Here’s drummer/vocalist Harley Burkhart to talk about Drew’s untimely passing, Wild Hunt’s new EP and the future of the band:
“When Drew passed, of course the question came up: can Wild Hunt continue without him? At first—since we were totally blindsided by the tragedy, consumed with grief and disbelief—I was thinking our days were numbered. Drew’s passing seemed inconceivable to begin with, so it seemed ridiculous to imagine Wild Hunt and Dimesland without him. But after calming down a bit and talking it over for a few weeks, we eventually decided to resume working toward our original goal: to complete a second full-length album. It’s what Drew would have wanted us to do, and we’ve already written a good part of it. In fact, two of the songs on Scroll and Urn were originally supposed to be part of this full-length. We cranked out [the EP] mainly to have something to give to folks while on tour with Cormorant. I never would have guessed how important that decision would prove to be.
Scroll and Urn’s content is strangely appropriate regarding Drew’s death. It felt like a fucking milestone for us—we did the whole thing ourselves, and Drew was very proud of the finished product. He said he would normally never listen to his own music, but he was playing this one repeatedly. The album felt strangely complete even though we were in such a time crunch, especially in terms of its arc. The first song is dark and chaotic, and it’s the one song the band wrote together; the second song is a more calm and dreamy piece; and the third song, which was written almost entirely by Drew, sounds almost triumphant in tone, with a resolve nodding toward a new beginning. The lyrics and song titles actually have a lot to do with death, which is something I never really set out to do. This is especially apparent during the second half of “Scroll and Urn,” where the lyrics are actually somewhat of a dirge…but rather, one recited by the dead themselves. And then there’s the title of the first track, “Columbarium,” which is a place for urns and also a home for doves, which are symbols of the soul. I’m hyper-aware of all this shit now, and it’s got me thinking about our music and all the time I spent with Drew in such a profoundly different way.

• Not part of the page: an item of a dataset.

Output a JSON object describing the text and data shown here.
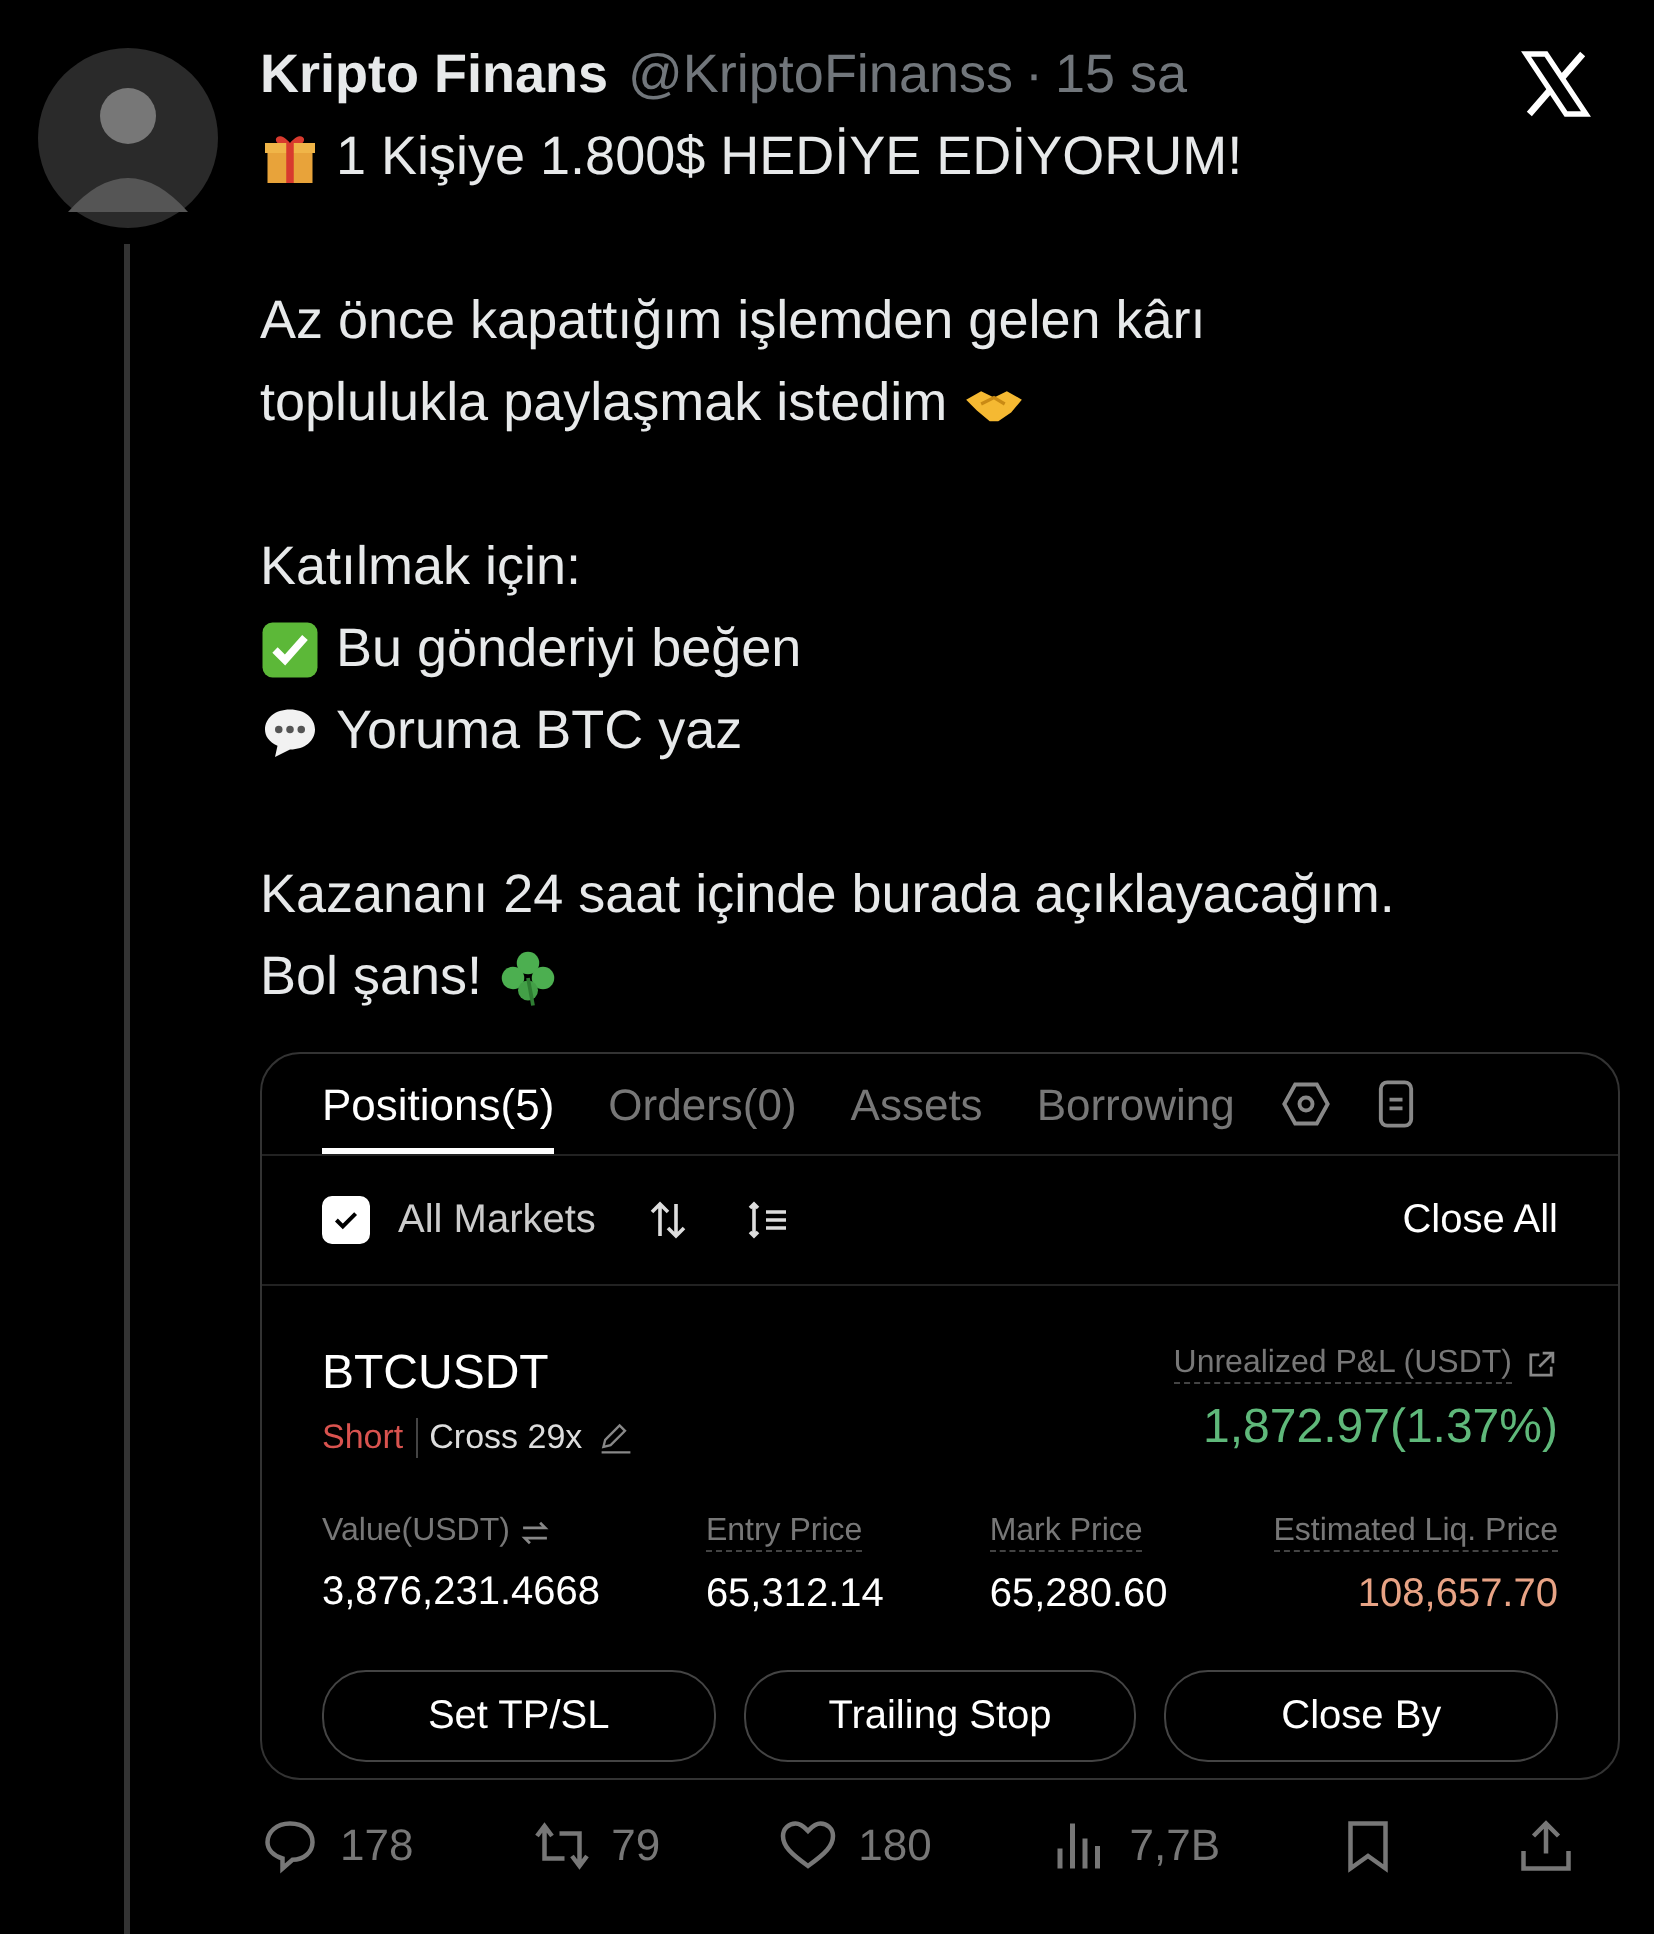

Anyway, after this second full-length, who knows what will happen. We’re just taking it day by day. We’re also planning to do a live performance, in tribute, with Drew’s brother Nolan (Dimesland, The Residents) in his place. Nolan’s playing style is probably the closest to Drew’s if one were to compare, so it’s the most obvious decision we could make.”
Check out a stream of Scroll and Urn below, and purchase a CD or digital copy here.